> **Component data from apps and pages**
[Start of section]
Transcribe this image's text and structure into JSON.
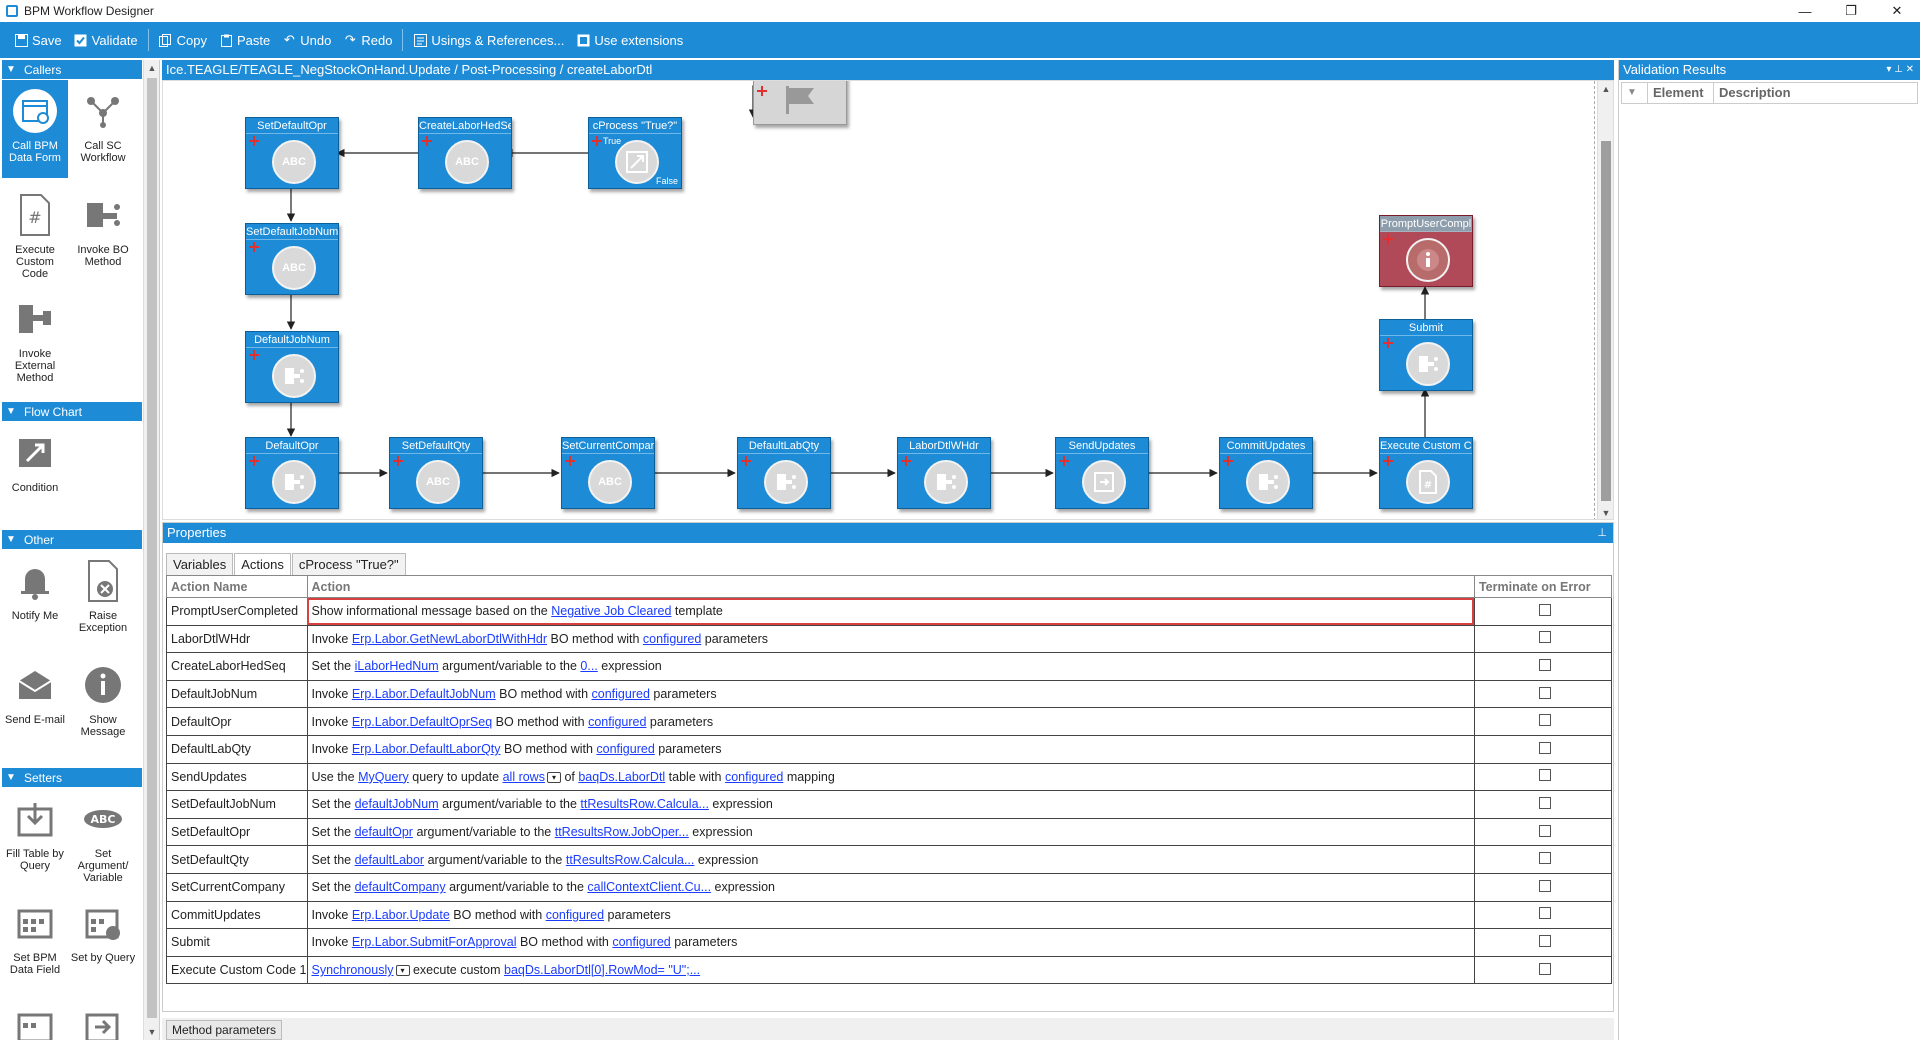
{
  "window": {
    "title": "BPM Workflow Designer",
    "controls": [
      "—",
      "❐",
      "✕"
    ]
  },
  "toolbar": {
    "save": "Save",
    "validate": "Validate",
    "copy": "Copy",
    "paste": "Paste",
    "undo": "Undo",
    "redo": "Redo",
    "usings": "Usings & References...",
    "extensions": "Use extensions"
  },
  "palette": {
    "callers_header": "Callers",
    "callers": [
      {
        "label": "Call BPM Data Form"
      },
      {
        "label": "Call SC Workflow"
      },
      {
        "label": "Execute Custom Code"
      },
      {
        "label": "Invoke BO Method"
      },
      {
        "label": "Invoke External Method"
      }
    ],
    "flowchart_header": "Flow Chart",
    "flowchart": [
      {
        "label": "Condition"
      }
    ],
    "other_header": "Other",
    "other": [
      {
        "label": "Notify Me"
      },
      {
        "label": "Raise Exception"
      },
      {
        "label": "Send E-mail"
      },
      {
        "label": "Show Message"
      }
    ],
    "setters_header": "Setters",
    "setters": [
      {
        "label": "Fill Table by Query"
      },
      {
        "label": "Set Argument/ Variable"
      },
      {
        "label": "Set BPM Data Field"
      },
      {
        "label": "Set by Query"
      }
    ]
  },
  "breadcrumb": "Ice.TEAGLE/TEAGLE_NegStockOnHand.Update / Post-Processing / createLaborDtl",
  "nodes": {
    "setDefaultOpr": "SetDefaultOpr",
    "createLaborHedSeq": "CreateLaborHedSe",
    "cProcess": "cProcess \"True?\"",
    "setDefaultJobNum": "SetDefaultJobNum",
    "defaultJobNum": "DefaultJobNum",
    "defaultOpr": "DefaultOpr",
    "setDefaultQty": "SetDefaultQty",
    "setCurrentCompany": "SetCurrentCompar",
    "defaultLabQty": "DefaultLabQty",
    "laborDtlWHdr": "LaborDtlWHdr",
    "sendUpdates": "SendUpdates",
    "commitUpdates": "CommitUpdates",
    "executeCustom": "Execute Custom Co",
    "submit": "Submit",
    "promptUser": "PromptUserCompl",
    "true_tag": "True",
    "false_tag": "False",
    "abc": "ABC"
  },
  "validation": {
    "title": "Validation Results",
    "col_element": "Element",
    "col_description": "Description"
  },
  "properties": {
    "title": "Properties",
    "tabs": [
      "Variables",
      "Actions",
      "cProcess \"True?\""
    ],
    "columns": {
      "name": "Action Name",
      "action": "Action",
      "terminate": "Terminate on Error"
    },
    "rows": [
      {
        "name": "PromptUserCompleted",
        "parts": [
          [
            "t",
            "Show informational message based on the "
          ],
          [
            "l",
            "Negative Job Cleared"
          ],
          [
            "t",
            " template"
          ]
        ]
      },
      {
        "name": "LaborDtlWHdr",
        "parts": [
          [
            "t",
            "Invoke "
          ],
          [
            "l",
            "Erp.Labor.GetNewLaborDtlWithHdr"
          ],
          [
            "t",
            " BO method with "
          ],
          [
            "l",
            "configured"
          ],
          [
            "t",
            " parameters"
          ]
        ]
      },
      {
        "name": "CreateLaborHedSeq",
        "parts": [
          [
            "t",
            "Set the "
          ],
          [
            "l",
            "iLaborHedNum"
          ],
          [
            "t",
            " argument/variable to the "
          ],
          [
            "l",
            "0..."
          ],
          [
            "t",
            " expression"
          ]
        ]
      },
      {
        "name": "DefaultJobNum",
        "parts": [
          [
            "t",
            "Invoke "
          ],
          [
            "l",
            "Erp.Labor.DefaultJobNum"
          ],
          [
            "t",
            " BO method with "
          ],
          [
            "l",
            "configured"
          ],
          [
            "t",
            " parameters"
          ]
        ]
      },
      {
        "name": "DefaultOpr",
        "parts": [
          [
            "t",
            "Invoke "
          ],
          [
            "l",
            "Erp.Labor.DefaultOprSeq"
          ],
          [
            "t",
            " BO method with "
          ],
          [
            "l",
            "configured"
          ],
          [
            "t",
            " parameters"
          ]
        ]
      },
      {
        "name": "DefaultLabQty",
        "parts": [
          [
            "t",
            "Invoke "
          ],
          [
            "l",
            "Erp.Labor.DefaultLaborQty"
          ],
          [
            "t",
            " BO method with "
          ],
          [
            "l",
            "configured"
          ],
          [
            "t",
            " parameters"
          ]
        ]
      },
      {
        "name": "SendUpdates",
        "parts": [
          [
            "t",
            "Use the "
          ],
          [
            "l",
            "MyQuery"
          ],
          [
            "t",
            " query to update "
          ],
          [
            "l",
            "all rows"
          ],
          [
            "d",
            ""
          ],
          [
            "t",
            " of "
          ],
          [
            "l",
            "baqDs.LaborDtl"
          ],
          [
            "t",
            " table with "
          ],
          [
            "l",
            "configured"
          ],
          [
            "t",
            " mapping"
          ]
        ]
      },
      {
        "name": "SetDefaultJobNum",
        "parts": [
          [
            "t",
            "Set the "
          ],
          [
            "l",
            "defaultJobNum"
          ],
          [
            "t",
            " argument/variable to the "
          ],
          [
            "l",
            "ttResultsRow.Calcula..."
          ],
          [
            "t",
            " expression"
          ]
        ]
      },
      {
        "name": "SetDefaultOpr",
        "parts": [
          [
            "t",
            "Set the "
          ],
          [
            "l",
            "defaultOpr"
          ],
          [
            "t",
            " argument/variable to the "
          ],
          [
            "l",
            "ttResultsRow.JobOper..."
          ],
          [
            "t",
            " expression"
          ]
        ]
      },
      {
        "name": "SetDefaultQty",
        "parts": [
          [
            "t",
            "Set the "
          ],
          [
            "l",
            "defaultLabor"
          ],
          [
            "t",
            " argument/variable to the "
          ],
          [
            "l",
            "ttResultsRow.Calcula..."
          ],
          [
            "t",
            " expression"
          ]
        ]
      },
      {
        "name": "SetCurrentCompany",
        "parts": [
          [
            "t",
            "Set the "
          ],
          [
            "l",
            "defaultCompany"
          ],
          [
            "t",
            " argument/variable to the "
          ],
          [
            "l",
            "callContextClient.Cu..."
          ],
          [
            "t",
            " expression"
          ]
        ]
      },
      {
        "name": "CommitUpdates",
        "parts": [
          [
            "t",
            "Invoke "
          ],
          [
            "l",
            "Erp.Labor.Update"
          ],
          [
            "t",
            " BO method with "
          ],
          [
            "l",
            "configured"
          ],
          [
            "t",
            " parameters"
          ]
        ]
      },
      {
        "name": "Submit",
        "parts": [
          [
            "t",
            "Invoke "
          ],
          [
            "l",
            "Erp.Labor.SubmitForApproval"
          ],
          [
            "t",
            " BO method with "
          ],
          [
            "l",
            "configured"
          ],
          [
            "t",
            " parameters"
          ]
        ]
      },
      {
        "name": "Execute Custom Code 1",
        "parts": [
          [
            "l",
            "Synchronously"
          ],
          [
            "d",
            ""
          ],
          [
            "t",
            " execute custom "
          ],
          [
            "l",
            "baqDs.LaborDtl[0].RowMod= \"U\";..."
          ]
        ]
      }
    ]
  },
  "status": {
    "method_params": "Method parameters"
  },
  "colors": {
    "accent": "#1e8bd6",
    "link": "#1a3cff",
    "selected_border": "#d84040"
  }
}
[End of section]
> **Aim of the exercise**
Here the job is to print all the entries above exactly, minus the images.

> **Worked solution**
Transcribe this image's text and structure into JSON.
{
  "window": {
    "title": "BPM Workflow Designer",
    "controls": [
      "—",
      "❐",
      "✕"
    ]
  },
  "toolbar": {
    "save": "Save",
    "validate": "Validate",
    "copy": "Copy",
    "paste": "Paste",
    "undo": "Undo",
    "redo": "Redo",
    "usings": "Usings & References...",
    "extensions": "Use extensions"
  },
  "palette": {
    "callers_header": "Callers",
    "callers": [
      {
        "label": "Call BPM Data Form"
      },
      {
        "label": "Call SC Workflow"
      },
      {
        "label": "Execute Custom Code"
      },
      {
        "label": "Invoke BO Method"
      },
      {
        "label": "Invoke External Method"
      }
    ],
    "flowchart_header": "Flow Chart",
    "flowchart": [
      {
        "label": "Condition"
      }
    ],
    "other_header": "Other",
    "other": [
      {
        "label": "Notify Me"
      },
      {
        "label": "Raise Exception"
      },
      {
        "label": "Send E-mail"
      },
      {
        "label": "Show Message"
      }
    ],
    "setters_header": "Setters",
    "setters": [
      {
        "label": "Fill Table by Query"
      },
      {
        "label": "Set Argument/ Variable"
      },
      {
        "label": "Set BPM Data Field"
      },
      {
        "label": "Set by Query"
      }
    ]
  },
  "breadcrumb": "Ice.TEAGLE/TEAGLE_NegStockOnHand.Update / Post-Processing / createLaborDtl",
  "nodes": {
    "setDefaultOpr": "SetDefaultOpr",
    "createLaborHedSeq": "CreateLaborHedSe",
    "cProcess": "cProcess \"True?\"",
    "setDefaultJobNum": "SetDefaultJobNum",
    "defaultJobNum": "DefaultJobNum",
    "defaultOpr": "DefaultOpr",
    "setDefaultQty": "SetDefaultQty",
    "setCurrentCompany": "SetCurrentCompar",
    "defaultLabQty": "DefaultLabQty",
    "laborDtlWHdr": "LaborDtlWHdr",
    "sendUpdates": "SendUpdates",
    "commitUpdates": "CommitUpdates",
    "executeCustom": "Execute Custom Co",
    "submit": "Submit",
    "promptUser": "PromptUserCompl",
    "true_tag": "True",
    "false_tag": "False",
    "abc": "ABC"
  },
  "validation": {
    "title": "Validation Results",
    "col_element": "Element",
    "col_description": "Description"
  },
  "properties": {
    "title": "Properties",
    "tabs": [
      "Variables",
      "Actions",
      "cProcess \"True?\""
    ],
    "columns": {
      "name": "Action Name",
      "action": "Action",
      "terminate": "Terminate on Error"
    },
    "rows": [
      {
        "name": "PromptUserCompleted",
        "parts": [
          [
            "t",
            "Show informational message based on the "
          ],
          [
            "l",
            "Negative Job Cleared"
          ],
          [
            "t",
            " template"
          ]
        ]
      },
      {
        "name": "LaborDtlWHdr",
        "parts": [
          [
            "t",
            "Invoke "
          ],
          [
            "l",
            "Erp.Labor.GetNewLaborDtlWithHdr"
          ],
          [
            "t",
            " BO method with "
          ],
          [
            "l",
            "configured"
          ],
          [
            "t",
            " parameters"
          ]
        ]
      },
      {
        "name": "CreateLaborHedSeq",
        "parts": [
          [
            "t",
            "Set the "
          ],
          [
            "l",
            "iLaborHedNum"
          ],
          [
            "t",
            " argument/variable to the "
          ],
          [
            "l",
            "0..."
          ],
          [
            "t",
            " expression"
          ]
        ]
      },
      {
        "name": "DefaultJobNum",
        "parts": [
          [
            "t",
            "Invoke "
          ],
          [
            "l",
            "Erp.Labor.DefaultJobNum"
          ],
          [
            "t",
            " BO method with "
          ],
          [
            "l",
            "configured"
          ],
          [
            "t",
            " parameters"
          ]
        ]
      },
      {
        "name": "DefaultOpr",
        "parts": [
          [
            "t",
            "Invoke "
          ],
          [
            "l",
            "Erp.Labor.DefaultOprSeq"
          ],
          [
            "t",
            " BO method with "
          ],
          [
            "l",
            "configured"
          ],
          [
            "t",
            " parameters"
          ]
        ]
      },
      {
        "name": "DefaultLabQty",
        "parts": [
          [
            "t",
            "Invoke "
          ],
          [
            "l",
            "Erp.Labor.DefaultLaborQty"
          ],
          [
            "t",
            " BO method with "
          ],
          [
            "l",
            "configured"
          ],
          [
            "t",
            " parameters"
          ]
        ]
      },
      {
        "name": "SendUpdates",
        "parts": [
          [
            "t",
            "Use the "
          ],
          [
            "l",
            "MyQuery"
          ],
          [
            "t",
            " query to update "
          ],
          [
            "l",
            "all rows"
          ],
          [
            "d",
            ""
          ],
          [
            "t",
            " of "
          ],
          [
            "l",
            "baqDs.LaborDtl"
          ],
          [
            "t",
            " table with "
          ],
          [
            "l",
            "configured"
          ],
          [
            "t",
            " mapping"
          ]
        ]
      },
      {
        "name": "SetDefaultJobNum",
        "parts": [
          [
            "t",
            "Set the "
          ],
          [
            "l",
            "defaultJobNum"
          ],
          [
            "t",
            " argument/variable to the "
          ],
          [
            "l",
            "ttResultsRow.Calcula..."
          ],
          [
            "t",
            " expression"
          ]
        ]
      },
      {
        "name": "SetDefaultOpr",
        "parts": [
          [
            "t",
            "Set the "
          ],
          [
            "l",
            "defaultOpr"
          ],
          [
            "t",
            " argument/variable to the "
          ],
          [
            "l",
            "ttResultsRow.JobOper..."
          ],
          [
            "t",
            " expression"
          ]
        ]
      },
      {
        "name": "SetDefaultQty",
        "parts": [
          [
            "t",
            "Set the "
          ],
          [
            "l",
            "defaultLabor"
          ],
          [
            "t",
            " argument/variable to the "
          ],
          [
            "l",
            "ttResultsRow.Calcula..."
          ],
          [
            "t",
            " expression"
          ]
        ]
      },
      {
        "name": "SetCurrentCompany",
        "parts": [
          [
            "t",
            "Set the "
          ],
          [
            "l",
            "defaultCompany"
          ],
          [
            "t",
            " argument/variable to the "
          ],
          [
            "l",
            "callContextClient.Cu..."
          ],
          [
            "t",
            " expression"
          ]
        ]
      },
      {
        "name": "CommitUpdates",
        "parts": [
          [
            "t",
            "Invoke "
          ],
          [
            "l",
            "Erp.Labor.Update"
          ],
          [
            "t",
            " BO method with "
          ],
          [
            "l",
            "configured"
          ],
          [
            "t",
            " parameters"
          ]
        ]
      },
      {
        "name": "Submit",
        "parts": [
          [
            "t",
            "Invoke "
          ],
          [
            "l",
            "Erp.Labor.SubmitForApproval"
          ],
          [
            "t",
            " BO method with "
          ],
          [
            "l",
            "configured"
          ],
          [
            "t",
            " parameters"
          ]
        ]
      },
      {
        "name": "Execute Custom Code 1",
        "parts": [
          [
            "l",
            "Synchronously"
          ],
          [
            "d",
            ""
          ],
          [
            "t",
            " execute custom "
          ],
          [
            "l",
            "baqDs.LaborDtl[0].RowMod= \"U\";..."
          ]
        ]
      }
    ]
  },
  "status": {
    "method_params": "Method parameters"
  },
  "colors": {
    "accent": "#1e8bd6",
    "link": "#1a3cff",
    "selected_border": "#d84040"
  }
}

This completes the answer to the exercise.